This position requires a set of highly specialized skills that are focused on the life-threatening situation and life-saving techniques for CCU patients. A Bachelor’s degree in nursing lays the groundwork for this exciting and lucrative career so that you can apply your skills to the daily job in a professional way.
ICU nurses are also faced with a wide variety of health conditions that require a high level of expertise as well as a sense of empathy to help families and patients cope with life-threatening illnesses.
The U.S. Bureau of Labor Statistics (BLS) reported that the job outlook for ICU and CCU nurses would continue to be strong in the coming years. It is expected that the need for qualified and trained nurses in this field will grow by up to 16% by the year 2024, faster than most other occupations. Additionally, RNs with a BSN degree coupled with valuable field experience in a clinical setting will be able to write their ticket and develop their path to success as an ICU or CCU nurse shortly.
Why be an ICU nurse?
ICU nurses are seen as a sort of “angel,” a true caregiver when it matters the most, at the end of someone’s life or in a life-threatening illness situation.

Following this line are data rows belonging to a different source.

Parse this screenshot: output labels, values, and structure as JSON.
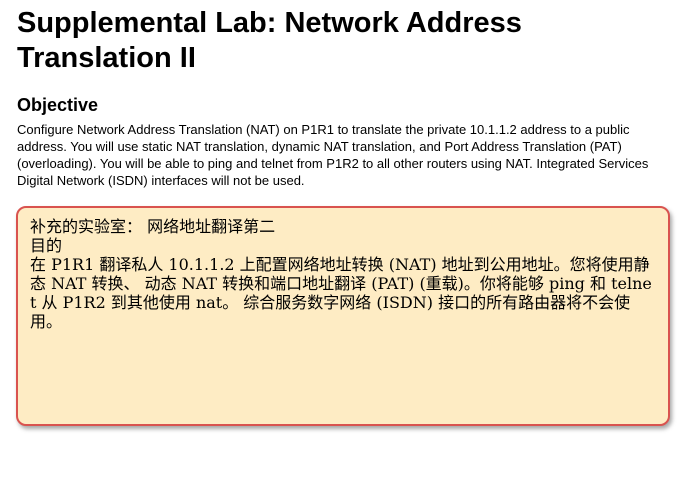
{
  "document": {
    "title": "Supplemental Lab: Network Address Translation II",
    "objective_heading": "Objective",
    "objective_text": "Configure Network Address Translation (NAT) on P1R1 to translate the private 10.1.1.2 address to a public address. You will use static NAT translation, dynamic NAT translation, and Port Address Translation (PAT) (overloading). You will be able to ping and telnet from P1R2 to all other routers using NAT. Integrated Services Digital Network (ISDN) interfaces will not be used."
  },
  "translation_popup": {
    "title_line": "补充的实验室： 网络地址翻译第二",
    "heading_line": "目的",
    "body_text": "在 P1R1 翻译私人 10.1.1.2 上配置网络地址转换 (NAT) 地址到公用地址。您将使用静态 NAT 转换、 动态 NAT 转换和端口地址翻译 (PAT) (重载)。你将能够 ping 和 telnet 从 P1R2 到其他使用 nat。 综合服务数字网络 (ISDN) 接口的所有路由器将不会使用。",
    "background_color": "#feecc4",
    "border_color": "#d9534f"
  }
}
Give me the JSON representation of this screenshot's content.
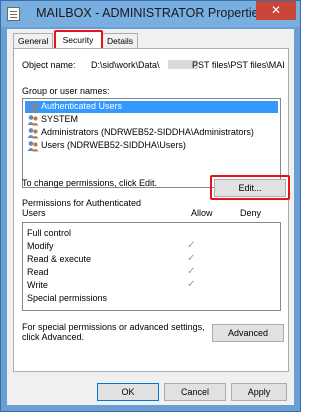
{
  "window": {
    "title": "MAILBOX - ADMINISTRATOR Properties",
    "close_glyph": "✕"
  },
  "tabs": [
    {
      "label": "General",
      "active": false
    },
    {
      "label": "Security",
      "active": true
    },
    {
      "label": "Details",
      "active": false
    }
  ],
  "security": {
    "object_name_label": "Object name:",
    "object_name_value": "D:\\sid\\work\\Data\\",
    "object_name_value_tail": "PST files\\PST files\\MAI",
    "group_label": "Group or user names:",
    "users": [
      {
        "label": "Authenticated Users",
        "selected": true,
        "icon": "users-group-icon"
      },
      {
        "label": "SYSTEM",
        "selected": false,
        "icon": "users-group-icon"
      },
      {
        "label": "Administrators (NDRWEB52-SIDDHA\\Administrators)",
        "selected": false,
        "icon": "users-group-icon"
      },
      {
        "label": "Users (NDRWEB52-SIDDHA\\Users)",
        "selected": false,
        "icon": "users-group-icon"
      }
    ],
    "change_text": "To change permissions, click Edit.",
    "edit_button": "Edit...",
    "permissions_label_line1": "Permissions for Authenticated",
    "permissions_label_line2": "Users",
    "allow_header": "Allow",
    "deny_header": "Deny",
    "permissions": [
      {
        "name": "Full control",
        "allow": false
      },
      {
        "name": "Modify",
        "allow": true
      },
      {
        "name": "Read & execute",
        "allow": true
      },
      {
        "name": "Read",
        "allow": true
      },
      {
        "name": "Write",
        "allow": true
      },
      {
        "name": "Special permissions",
        "allow": false
      }
    ],
    "check_glyph": "✓",
    "advanced_text_line1": "For special permissions or advanced settings,",
    "advanced_text_line2": "click Advanced.",
    "advanced_button": "Advanced"
  },
  "footer": {
    "ok": "OK",
    "cancel": "Cancel",
    "apply": "Apply"
  },
  "colors": {
    "selection": "#3399ff",
    "highlight_box": "#e2141f",
    "titlebar": "#79aee0",
    "close": "#c9453a"
  }
}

Families are often traumatized by the situation which requires a deep understanding of human psychology and grief, as well as the ability to reassure the family that their loved one is in good hands.
Confidence is important, but the position of an ICU nurse often humbles someone to realize how fragile the human body is. For people who want to work in one of the most important types of roles where you can make a difference between life and death for many, being an ICU nurse may be for you.
Start by looking into colleges that focus on study in nursing and obtain the BSN degree. Then do your residency training in a hospital with trained ICU care nursing managers and doctors. Then you will be on your way to reaching your goals.
Being an ICU nurse can be stressful. But those who do this on a daily basis say it is the most rewarding job they could think of doing, and they wouldn’t want to do anything